- Held Back
- Live Your Life
- Two Face
- Leech in My Side
Posted by Dust: at 6:52 PM
Wednesday, April 13, 2011
One last post to round up the evening, and I'll make it short and sweet. Woody Guthrie is the most important folk songwriter/singer in America, maybe even the world. Very political, socially conscience, smart, sarcastic, and around inspirational. His scope of influence can be seen everywhere, such as in the artists I have previously posted like A.A. Bondy, Will Whitmore, and Billy Bragg. Traditional folk music here, folks. A man whose music was vital to the people going through the times of the 1930's/40's, dealing with the depression among many other things. Also great are the tribute records done by Billy Bragg and Wilco, the Mermaid Avenue records. So, short and sweet. Time to listen to Woody and get in touch with my inner gold miner.
- The Great Dust Storm
- I Ain't Got No Home in this World Anymore
- Talkin' Dust Bowl Blues
- Vigilante Man
- Dust Can't Kill Me
- Pretty Boy Floyd
- Dust Pneumonia Blues
- Blowin' Down this Road
- Tom Joad Part 1
- Tom Joad Part 2
- Dust Bowl Refugee
- Do Re Mi
- Dust Bowl Blues
- Dusty Old Dust
Posted by Dust: at 7:28 PM
I must really be in a sharing mood, two, maybe three posts in one night? Wild. And here I am thinking I wouldn't be able to stop myself from posting once a day. This time around, I am going to share with you a record that has been a staple of my music catalog since it came out in 2009. A.A. Bondy's When the Devil's Loose, his second full-length. A.A. Bondy plays that beautifully subtle Americana style of folk music. Sparse instrumentals, a sultry voice, and knows his way around working a pen. Many critics cite him as Bob Dylan personified, and I am not sure about that one, that is a weird, lofty statement for critics. An easy way out. I do, however, know he is rather elusive, and is also one the greatest songwriters of our generation. Listen up, because this man is important.
When the Devil's Loose is much more adventurous than his first record American Hearts, which was mostly acoustic guitar. This record employs a myriad of instruments to achieve his sound. Hushed drums, and almost muted guitar sound wonderfully full, to give most of the attention to Bondy's voice. "Mightiest of Guns" is the perfect opener, a sparse solo number, that is a showcase for Bondy's gift of songwriting. Songs like "I Can See the Pines are Dancing" and "The Mercy Wheel" are just 2 of many other reasons why Bondy's craft is meticulously honed.

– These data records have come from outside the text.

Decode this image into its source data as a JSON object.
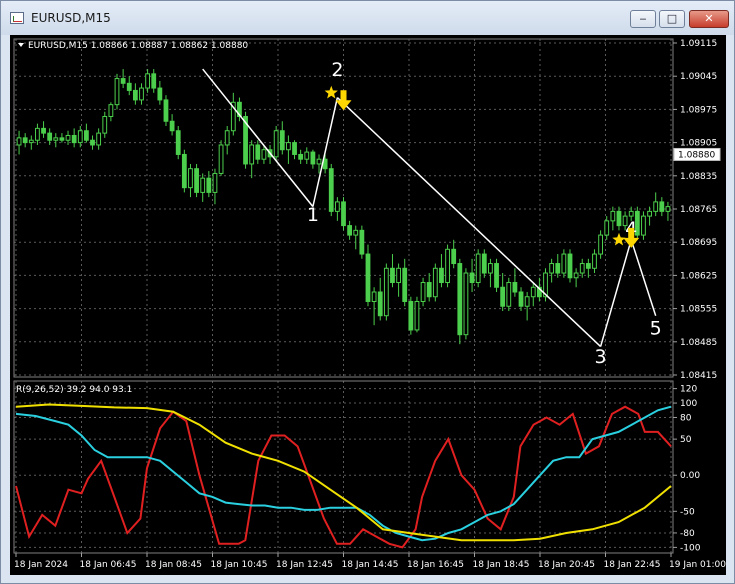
{
  "window": {
    "title": "EURUSD,M15",
    "controls": {
      "minimize": "‒",
      "maximize": "□",
      "close": "✕"
    }
  },
  "chart_data": [
    {
      "type": "candlestick",
      "header": "EURUSD,M15  1.08866 1.08887 1.08862 1.08880",
      "y_ticks": [
        "1.09115",
        "1.09045",
        "1.08975",
        "1.08905",
        "1.08835",
        "1.08765",
        "1.08695",
        "1.08625",
        "1.08555",
        "1.08485",
        "1.08415"
      ],
      "y_tick_values": [
        1.09115,
        1.09045,
        1.08975,
        1.08905,
        1.08835,
        1.08765,
        1.08695,
        1.08625,
        1.08555,
        1.08485,
        1.08415
      ],
      "ylim": [
        1.08415,
        1.09115
      ],
      "current_price": "1.08880",
      "current_price_value": 1.0888,
      "candles": [
        [
          1.089,
          1.0893,
          1.0888,
          1.08915
        ],
        [
          1.08915,
          1.08925,
          1.08895,
          1.08905
        ],
        [
          1.08905,
          1.0892,
          1.0889,
          1.0891
        ],
        [
          1.0891,
          1.08945,
          1.089,
          1.08935
        ],
        [
          1.08935,
          1.0895,
          1.08915,
          1.08925
        ],
        [
          1.08925,
          1.08935,
          1.089,
          1.0891
        ],
        [
          1.0891,
          1.08925,
          1.08895,
          1.08915
        ],
        [
          1.08915,
          1.08925,
          1.08905,
          1.0891
        ],
        [
          1.0891,
          1.0893,
          1.089,
          1.0892
        ],
        [
          1.0892,
          1.08935,
          1.08895,
          1.08905
        ],
        [
          1.08905,
          1.0894,
          1.08895,
          1.0893
        ],
        [
          1.0893,
          1.08945,
          1.08905,
          1.0891
        ],
        [
          1.0891,
          1.0892,
          1.0889,
          1.089
        ],
        [
          1.089,
          1.08935,
          1.0889,
          1.08925
        ],
        [
          1.08925,
          1.0897,
          1.08915,
          1.0896
        ],
        [
          1.0896,
          1.0899,
          1.0895,
          1.08985
        ],
        [
          1.08985,
          1.0905,
          1.08975,
          1.0904
        ],
        [
          1.0904,
          1.0906,
          1.0902,
          1.0903
        ],
        [
          1.0903,
          1.09045,
          1.09005,
          1.09015
        ],
        [
          1.09015,
          1.0903,
          1.08985,
          1.08995
        ],
        [
          1.08995,
          1.0903,
          1.08985,
          1.0902
        ],
        [
          1.0902,
          1.0906,
          1.0901,
          1.0905
        ],
        [
          1.0905,
          1.0906,
          1.0901,
          1.0902
        ],
        [
          1.0902,
          1.09035,
          1.08985,
          1.08995
        ],
        [
          1.08995,
          1.09005,
          1.0894,
          1.0895
        ],
        [
          1.0895,
          1.08965,
          1.0892,
          1.0893
        ],
        [
          1.0893,
          1.0894,
          1.0887,
          1.0888
        ],
        [
          1.0888,
          1.0889,
          1.088,
          1.0881
        ],
        [
          1.0881,
          1.0886,
          1.0879,
          1.0885
        ],
        [
          1.0885,
          1.0886,
          1.0879,
          1.088
        ],
        [
          1.088,
          1.0884,
          1.0878,
          1.0883
        ],
        [
          1.0883,
          1.08845,
          1.0879,
          1.088
        ],
        [
          1.088,
          1.0885,
          1.08775,
          1.0884
        ],
        [
          1.0884,
          1.0891,
          1.08835,
          1.089
        ],
        [
          1.089,
          1.0894,
          1.0888,
          1.0893
        ],
        [
          1.0893,
          1.0901,
          1.0892,
          1.0899
        ],
        [
          1.0899,
          1.09,
          1.0895,
          1.0896
        ],
        [
          1.0896,
          1.0897,
          1.0885,
          1.0886
        ],
        [
          1.0886,
          1.0891,
          1.0883,
          1.089
        ],
        [
          1.089,
          1.0891,
          1.0886,
          1.0887
        ],
        [
          1.0887,
          1.089,
          1.0886,
          1.0889
        ],
        [
          1.0889,
          1.089,
          1.0886,
          1.08875
        ],
        [
          1.08875,
          1.0894,
          1.08865,
          1.0893
        ],
        [
          1.0893,
          1.0895,
          1.0888,
          1.0889
        ],
        [
          1.0889,
          1.0892,
          1.0886,
          1.08905
        ],
        [
          1.08905,
          1.0891,
          1.0887,
          1.0888
        ],
        [
          1.0888,
          1.0889,
          1.0886,
          1.0887
        ],
        [
          1.0887,
          1.08895,
          1.0886,
          1.08885
        ],
        [
          1.08885,
          1.0889,
          1.0885,
          1.0886
        ],
        [
          1.0886,
          1.0888,
          1.0884,
          1.0887
        ],
        [
          1.0887,
          1.0888,
          1.0884,
          1.0885
        ],
        [
          1.0885,
          1.0886,
          1.0875,
          1.0876
        ],
        [
          1.0876,
          1.0879,
          1.0874,
          1.0878
        ],
        [
          1.0878,
          1.0879,
          1.0872,
          1.0873
        ],
        [
          1.0873,
          1.0874,
          1.087,
          1.0871
        ],
        [
          1.0871,
          1.0873,
          1.0868,
          1.0872
        ],
        [
          1.0872,
          1.0873,
          1.0866,
          1.0867
        ],
        [
          1.0867,
          1.0869,
          1.0856,
          1.0857
        ],
        [
          1.0857,
          1.086,
          1.0852,
          1.0859
        ],
        [
          1.0859,
          1.0862,
          1.0853,
          1.0854
        ],
        [
          1.0854,
          1.0865,
          1.0853,
          1.0864
        ],
        [
          1.0864,
          1.0867,
          1.086,
          1.0861
        ],
        [
          1.0861,
          1.0865,
          1.0858,
          1.0864
        ],
        [
          1.0864,
          1.0866,
          1.0856,
          1.0857
        ],
        [
          1.0857,
          1.0858,
          1.085,
          1.0851
        ],
        [
          1.0851,
          1.0858,
          1.08505,
          1.0857
        ],
        [
          1.0857,
          1.0862,
          1.0856,
          1.0861
        ],
        [
          1.0861,
          1.0863,
          1.0857,
          1.0858
        ],
        [
          1.0858,
          1.0865,
          1.0857,
          1.0864
        ],
        [
          1.0864,
          1.0867,
          1.086,
          1.0861
        ],
        [
          1.0861,
          1.0869,
          1.086,
          1.0868
        ],
        [
          1.0868,
          1.087,
          1.0864,
          1.0865
        ],
        [
          1.0865,
          1.0866,
          1.0848,
          1.085
        ],
        [
          1.085,
          1.0864,
          1.0849,
          1.0863
        ],
        [
          1.0863,
          1.0866,
          1.0859,
          1.0861
        ],
        [
          1.0861,
          1.0868,
          1.086,
          1.0867
        ],
        [
          1.0867,
          1.0868,
          1.0862,
          1.0863
        ],
        [
          1.0863,
          1.0866,
          1.086,
          1.0865
        ],
        [
          1.0865,
          1.0866,
          1.0859,
          1.086
        ],
        [
          1.086,
          1.0863,
          1.0855,
          1.0856
        ],
        [
          1.0856,
          1.0862,
          1.0855,
          1.0861
        ],
        [
          1.0861,
          1.0864,
          1.0858,
          1.0859
        ],
        [
          1.0859,
          1.086,
          1.0855,
          1.0856
        ],
        [
          1.0856,
          1.0859,
          1.0853,
          1.0858
        ],
        [
          1.0858,
          1.0861,
          1.0856,
          1.086
        ],
        [
          1.086,
          1.0862,
          1.0857,
          1.0858
        ],
        [
          1.0858,
          1.0864,
          1.0857,
          1.0863
        ],
        [
          1.0863,
          1.0866,
          1.0861,
          1.0865
        ],
        [
          1.0865,
          1.0867,
          1.0862,
          1.0863
        ],
        [
          1.0863,
          1.0868,
          1.0862,
          1.0867
        ],
        [
          1.0867,
          1.0868,
          1.0861,
          1.0862
        ],
        [
          1.0862,
          1.0864,
          1.086,
          1.0863
        ],
        [
          1.0863,
          1.0866,
          1.0862,
          1.0865
        ],
        [
          1.0865,
          1.0866,
          1.0862,
          1.0864
        ],
        [
          1.0864,
          1.0868,
          1.0863,
          1.0867
        ],
        [
          1.0867,
          1.0872,
          1.0866,
          1.0871
        ],
        [
          1.0871,
          1.0875,
          1.087,
          1.0874
        ],
        [
          1.0874,
          1.0877,
          1.0872,
          1.0876
        ],
        [
          1.0876,
          1.0877,
          1.0872,
          1.0873
        ],
        [
          1.0873,
          1.0876,
          1.0872,
          1.0875
        ],
        [
          1.0875,
          1.0877,
          1.0874,
          1.0876
        ],
        [
          1.0876,
          1.0877,
          1.087,
          1.0871
        ],
        [
          1.0871,
          1.0876,
          1.087,
          1.0875
        ],
        [
          1.0875,
          1.0877,
          1.0873,
          1.0876
        ],
        [
          1.0876,
          1.088,
          1.0875,
          1.0878
        ],
        [
          1.0878,
          1.0879,
          1.0875,
          1.0876
        ],
        [
          1.0876,
          1.0878,
          1.0874,
          1.0877
        ]
      ],
      "candle_colors": {
        "up": "#000000",
        "down": "#4ccf4c",
        "wick": "#4ccf4c",
        "up_outline": "#4ccf4c"
      },
      "zigzag": {
        "color": "#ffffff",
        "points": [
          [
            30,
            1.0906
          ],
          [
            48,
            1.0877
          ],
          [
            52,
            1.09
          ],
          [
            95,
            1.08475
          ],
          [
            100,
            1.087
          ],
          [
            104,
            1.0854
          ]
        ],
        "labels": [
          {
            "text": "2",
            "index": 52,
            "value": 1.09045
          },
          {
            "text": "1",
            "index": 48,
            "value": 1.0874
          },
          {
            "text": "4",
            "index": 100,
            "value": 1.0871
          },
          {
            "text": "3",
            "index": 95,
            "value": 1.0844
          },
          {
            "text": "5",
            "index": 104,
            "value": 1.085
          }
        ]
      },
      "markers": [
        {
          "type": "star",
          "index": 51,
          "value": 1.0901,
          "color": "#ffd700"
        },
        {
          "type": "arrow-down",
          "index": 53,
          "value": 1.0899,
          "color": "#ffd700"
        },
        {
          "type": "star",
          "index": 98,
          "value": 1.087,
          "color": "#ffd700"
        },
        {
          "type": "arrow-down",
          "index": 100,
          "value": 1.087,
          "color": "#ffd700"
        }
      ]
    },
    {
      "type": "line",
      "header": "R(9,26,52) 39.2 94.0 93.1",
      "y_ticks": [
        "120",
        "100",
        "80",
        "50",
        "0.00",
        "-50",
        "-80",
        "-100"
      ],
      "y_tick_values": [
        120,
        100,
        80,
        50,
        0,
        -50,
        -80,
        -100
      ],
      "ylim": [
        -105,
        125
      ],
      "x_labels": [
        "18 Jan 2024",
        "18 Jan 06:45",
        "18 Jan 08:45",
        "18 Jan 10:45",
        "18 Jan 12:45",
        "18 Jan 14:45",
        "18 Jan 16:45",
        "18 Jan 18:45",
        "18 Jan 20:45",
        "18 Jan 22:45",
        "19 Jan 01:00"
      ],
      "x_label_positions": [
        0,
        10,
        20,
        30,
        40,
        50,
        60,
        70,
        80,
        90,
        100
      ],
      "series": [
        {
          "color": "#e02020",
          "x": [
            0,
            2,
            4,
            6,
            8,
            10,
            11,
            13,
            15,
            17,
            19,
            20,
            22,
            24,
            26,
            28,
            31,
            34,
            35,
            37,
            39,
            41,
            43,
            45,
            47,
            49,
            51,
            53,
            55,
            57,
            59,
            61,
            62,
            64,
            66,
            68,
            70,
            72,
            74,
            76,
            77,
            79,
            81,
            83,
            85,
            87,
            89,
            91,
            93,
            95,
            96,
            98,
            100
          ],
          "values": [
            -15,
            -85,
            -55,
            -70,
            -20,
            -25,
            -5,
            20,
            -30,
            -80,
            -60,
            10,
            65,
            88,
            75,
            0,
            -95,
            -95,
            -90,
            20,
            55,
            55,
            40,
            -10,
            -60,
            -95,
            -95,
            -75,
            -85,
            -95,
            -100,
            -75,
            -30,
            20,
            50,
            0,
            -20,
            -60,
            -75,
            -30,
            40,
            70,
            80,
            70,
            85,
            30,
            40,
            85,
            95,
            85,
            60,
            60,
            40
          ]
        },
        {
          "color": "#2ad0e0",
          "x": [
            0,
            3,
            6,
            8,
            10,
            12,
            14,
            16,
            18,
            20,
            22,
            24,
            26,
            28,
            30,
            32,
            34,
            36,
            38,
            40,
            42,
            44,
            46,
            48,
            50,
            52,
            54,
            56,
            58,
            60,
            62,
            64,
            66,
            68,
            70,
            72,
            74,
            76,
            78,
            80,
            82,
            84,
            86,
            88,
            90,
            92,
            94,
            96,
            98,
            100
          ],
          "values": [
            85,
            82,
            75,
            70,
            55,
            35,
            25,
            25,
            25,
            25,
            20,
            5,
            -10,
            -25,
            -30,
            -38,
            -40,
            -42,
            -42,
            -45,
            -45,
            -48,
            -48,
            -45,
            -45,
            -45,
            -55,
            -70,
            -80,
            -85,
            -90,
            -88,
            -80,
            -75,
            -65,
            -55,
            -50,
            -40,
            -20,
            0,
            20,
            25,
            25,
            50,
            55,
            60,
            70,
            80,
            90,
            95
          ]
        },
        {
          "color": "#f0e000",
          "x": [
            0,
            5,
            10,
            15,
            20,
            24,
            28,
            32,
            36,
            40,
            44,
            48,
            52,
            56,
            60,
            64,
            68,
            72,
            76,
            80,
            84,
            88,
            92,
            96,
            100
          ],
          "values": [
            95,
            98,
            96,
            94,
            93,
            88,
            70,
            45,
            30,
            20,
            5,
            -20,
            -45,
            -75,
            -80,
            -85,
            -90,
            -90,
            -90,
            -88,
            -80,
            -75,
            -65,
            -45,
            -15
          ]
        }
      ]
    }
  ]
}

But the real gem for me, is the second track "A Slow Parade". An atmospheric number that will have your foot tapping along with the slow pace. His voice, and quiet electric guitar are spot on, especially when the song seems to explode towards the end, in this haze of guitar soloing. If there is any relevant reason to compare such a man to a living legend, then this would be it, a truly great song.
This record is as close to perfect as one could get. A stroke of true genius. Hopefully he can get something else released rather soon, I know I would love to hear more progression.
- Mightiest of Guns
- A Slow Parade
- When the Devil's Loose
- To the Morning
- Oh the Vampyre
- I Can See the Pines are Dancing
- False River
- On the Moon
- The Mercy Wheel
- The Coal Hits the Fire
Posted by Dust: at 6:40 PM